_WHAT IS BEING ASKED_
Which lines in the data below contain the string "true"? Show each one.

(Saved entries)

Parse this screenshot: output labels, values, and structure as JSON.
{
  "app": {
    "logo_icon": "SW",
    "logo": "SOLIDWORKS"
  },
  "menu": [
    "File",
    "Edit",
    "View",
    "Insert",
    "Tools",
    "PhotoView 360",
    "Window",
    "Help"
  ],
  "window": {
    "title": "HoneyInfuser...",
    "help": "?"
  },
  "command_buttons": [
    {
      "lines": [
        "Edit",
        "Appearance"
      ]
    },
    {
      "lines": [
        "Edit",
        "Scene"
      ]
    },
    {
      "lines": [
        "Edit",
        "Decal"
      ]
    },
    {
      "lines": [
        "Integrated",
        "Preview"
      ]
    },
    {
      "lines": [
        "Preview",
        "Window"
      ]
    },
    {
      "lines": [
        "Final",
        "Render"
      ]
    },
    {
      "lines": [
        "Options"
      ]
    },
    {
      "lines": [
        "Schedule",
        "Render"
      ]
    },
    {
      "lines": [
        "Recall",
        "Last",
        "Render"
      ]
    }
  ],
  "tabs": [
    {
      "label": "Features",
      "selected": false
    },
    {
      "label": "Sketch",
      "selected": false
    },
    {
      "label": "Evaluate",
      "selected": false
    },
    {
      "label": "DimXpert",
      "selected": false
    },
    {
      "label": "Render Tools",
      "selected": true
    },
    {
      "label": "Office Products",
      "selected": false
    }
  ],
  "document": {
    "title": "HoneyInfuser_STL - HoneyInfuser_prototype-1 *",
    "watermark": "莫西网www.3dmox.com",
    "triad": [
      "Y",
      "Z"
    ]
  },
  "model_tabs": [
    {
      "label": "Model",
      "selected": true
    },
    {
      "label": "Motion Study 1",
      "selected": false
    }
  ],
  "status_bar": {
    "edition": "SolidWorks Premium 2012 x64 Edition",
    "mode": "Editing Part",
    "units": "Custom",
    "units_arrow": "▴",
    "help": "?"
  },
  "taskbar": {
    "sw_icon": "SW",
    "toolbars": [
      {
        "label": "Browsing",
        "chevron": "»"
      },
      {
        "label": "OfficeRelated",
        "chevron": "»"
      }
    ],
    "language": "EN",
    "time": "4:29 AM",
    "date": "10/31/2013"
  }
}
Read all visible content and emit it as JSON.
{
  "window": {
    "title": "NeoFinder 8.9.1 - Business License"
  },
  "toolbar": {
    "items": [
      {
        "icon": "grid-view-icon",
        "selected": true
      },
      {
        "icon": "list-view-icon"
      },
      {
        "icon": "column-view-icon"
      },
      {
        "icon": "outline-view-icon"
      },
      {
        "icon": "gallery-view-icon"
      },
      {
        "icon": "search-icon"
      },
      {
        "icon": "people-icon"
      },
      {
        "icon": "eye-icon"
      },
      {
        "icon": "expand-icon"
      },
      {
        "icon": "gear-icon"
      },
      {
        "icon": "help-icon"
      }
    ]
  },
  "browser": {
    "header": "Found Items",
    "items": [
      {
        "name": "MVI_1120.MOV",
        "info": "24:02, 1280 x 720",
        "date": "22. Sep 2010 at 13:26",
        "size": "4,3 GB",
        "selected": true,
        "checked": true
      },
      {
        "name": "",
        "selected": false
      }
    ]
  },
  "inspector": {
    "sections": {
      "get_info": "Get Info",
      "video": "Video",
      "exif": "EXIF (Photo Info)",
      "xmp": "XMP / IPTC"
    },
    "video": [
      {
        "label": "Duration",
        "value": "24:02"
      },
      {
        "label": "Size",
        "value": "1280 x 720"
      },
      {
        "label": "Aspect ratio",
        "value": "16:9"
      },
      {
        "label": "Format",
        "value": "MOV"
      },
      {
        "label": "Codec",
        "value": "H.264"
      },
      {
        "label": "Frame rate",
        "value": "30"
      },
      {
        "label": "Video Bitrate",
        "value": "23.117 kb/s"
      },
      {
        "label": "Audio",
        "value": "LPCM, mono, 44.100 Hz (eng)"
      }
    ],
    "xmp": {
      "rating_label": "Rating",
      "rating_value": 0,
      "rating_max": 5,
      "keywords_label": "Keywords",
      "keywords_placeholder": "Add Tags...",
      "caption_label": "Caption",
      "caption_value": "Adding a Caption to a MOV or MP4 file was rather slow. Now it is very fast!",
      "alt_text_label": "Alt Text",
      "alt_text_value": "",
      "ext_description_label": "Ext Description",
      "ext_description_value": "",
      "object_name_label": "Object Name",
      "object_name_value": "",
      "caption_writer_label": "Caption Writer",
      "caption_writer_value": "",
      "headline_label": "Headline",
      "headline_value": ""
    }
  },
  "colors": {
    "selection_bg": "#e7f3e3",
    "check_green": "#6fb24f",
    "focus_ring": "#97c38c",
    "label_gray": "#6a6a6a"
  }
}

_OUTPUT OF THE TASK_
      "selected": true
      "selected": true
        "selected": true
        "selected": true,
        "checked": true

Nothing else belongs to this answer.